## THE PROBLEM
Scan the records for the word "JSON". Copy each line that includes it.

## SOURCE MATERIAL

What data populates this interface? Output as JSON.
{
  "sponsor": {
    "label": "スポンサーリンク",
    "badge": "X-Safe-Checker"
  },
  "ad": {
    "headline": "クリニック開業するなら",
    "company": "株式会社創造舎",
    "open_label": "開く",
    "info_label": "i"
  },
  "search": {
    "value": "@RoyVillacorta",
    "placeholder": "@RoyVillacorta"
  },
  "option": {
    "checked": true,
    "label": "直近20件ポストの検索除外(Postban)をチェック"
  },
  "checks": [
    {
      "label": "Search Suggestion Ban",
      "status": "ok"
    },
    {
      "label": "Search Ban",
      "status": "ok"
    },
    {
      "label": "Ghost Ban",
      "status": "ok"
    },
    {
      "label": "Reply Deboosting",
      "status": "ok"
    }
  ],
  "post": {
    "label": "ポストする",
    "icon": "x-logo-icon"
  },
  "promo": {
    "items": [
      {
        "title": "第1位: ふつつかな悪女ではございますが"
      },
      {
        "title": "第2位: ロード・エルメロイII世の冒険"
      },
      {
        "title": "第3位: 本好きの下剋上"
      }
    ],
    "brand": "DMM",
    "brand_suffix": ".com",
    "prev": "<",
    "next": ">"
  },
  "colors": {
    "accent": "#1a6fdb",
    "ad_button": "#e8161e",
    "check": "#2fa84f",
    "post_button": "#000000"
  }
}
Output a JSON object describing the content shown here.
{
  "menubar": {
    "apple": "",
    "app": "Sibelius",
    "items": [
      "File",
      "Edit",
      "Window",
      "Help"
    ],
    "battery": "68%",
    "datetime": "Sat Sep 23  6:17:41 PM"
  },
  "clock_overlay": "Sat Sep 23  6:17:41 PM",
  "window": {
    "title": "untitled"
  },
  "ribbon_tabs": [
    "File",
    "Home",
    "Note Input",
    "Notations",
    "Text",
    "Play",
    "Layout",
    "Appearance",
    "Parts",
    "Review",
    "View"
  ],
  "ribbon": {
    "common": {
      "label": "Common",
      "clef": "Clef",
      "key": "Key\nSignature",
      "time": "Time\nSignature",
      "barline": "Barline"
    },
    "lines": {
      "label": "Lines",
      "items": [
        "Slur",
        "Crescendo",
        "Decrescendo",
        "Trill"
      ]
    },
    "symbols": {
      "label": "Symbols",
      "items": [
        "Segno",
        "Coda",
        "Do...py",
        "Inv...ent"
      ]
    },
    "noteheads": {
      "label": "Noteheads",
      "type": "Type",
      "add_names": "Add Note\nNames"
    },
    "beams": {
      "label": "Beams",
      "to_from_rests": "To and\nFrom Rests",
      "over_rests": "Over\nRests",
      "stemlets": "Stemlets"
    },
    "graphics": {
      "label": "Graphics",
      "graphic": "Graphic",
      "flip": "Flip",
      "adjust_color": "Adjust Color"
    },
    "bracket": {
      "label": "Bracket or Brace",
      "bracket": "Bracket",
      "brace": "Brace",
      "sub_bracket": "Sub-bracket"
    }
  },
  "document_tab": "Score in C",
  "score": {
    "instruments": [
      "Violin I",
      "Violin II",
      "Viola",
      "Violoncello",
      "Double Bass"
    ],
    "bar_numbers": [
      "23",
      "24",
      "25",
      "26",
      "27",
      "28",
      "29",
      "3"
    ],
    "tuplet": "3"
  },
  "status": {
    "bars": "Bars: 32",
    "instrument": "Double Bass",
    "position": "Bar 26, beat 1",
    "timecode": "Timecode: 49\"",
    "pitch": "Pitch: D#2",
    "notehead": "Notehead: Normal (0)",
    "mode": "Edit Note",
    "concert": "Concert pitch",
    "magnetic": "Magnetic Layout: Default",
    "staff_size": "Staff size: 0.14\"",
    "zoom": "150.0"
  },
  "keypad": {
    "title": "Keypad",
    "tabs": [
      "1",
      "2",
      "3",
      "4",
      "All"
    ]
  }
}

## EXERCISE RESULT
What data populates this interface? Output as JSON.
Output a JSON object describing the content shown here.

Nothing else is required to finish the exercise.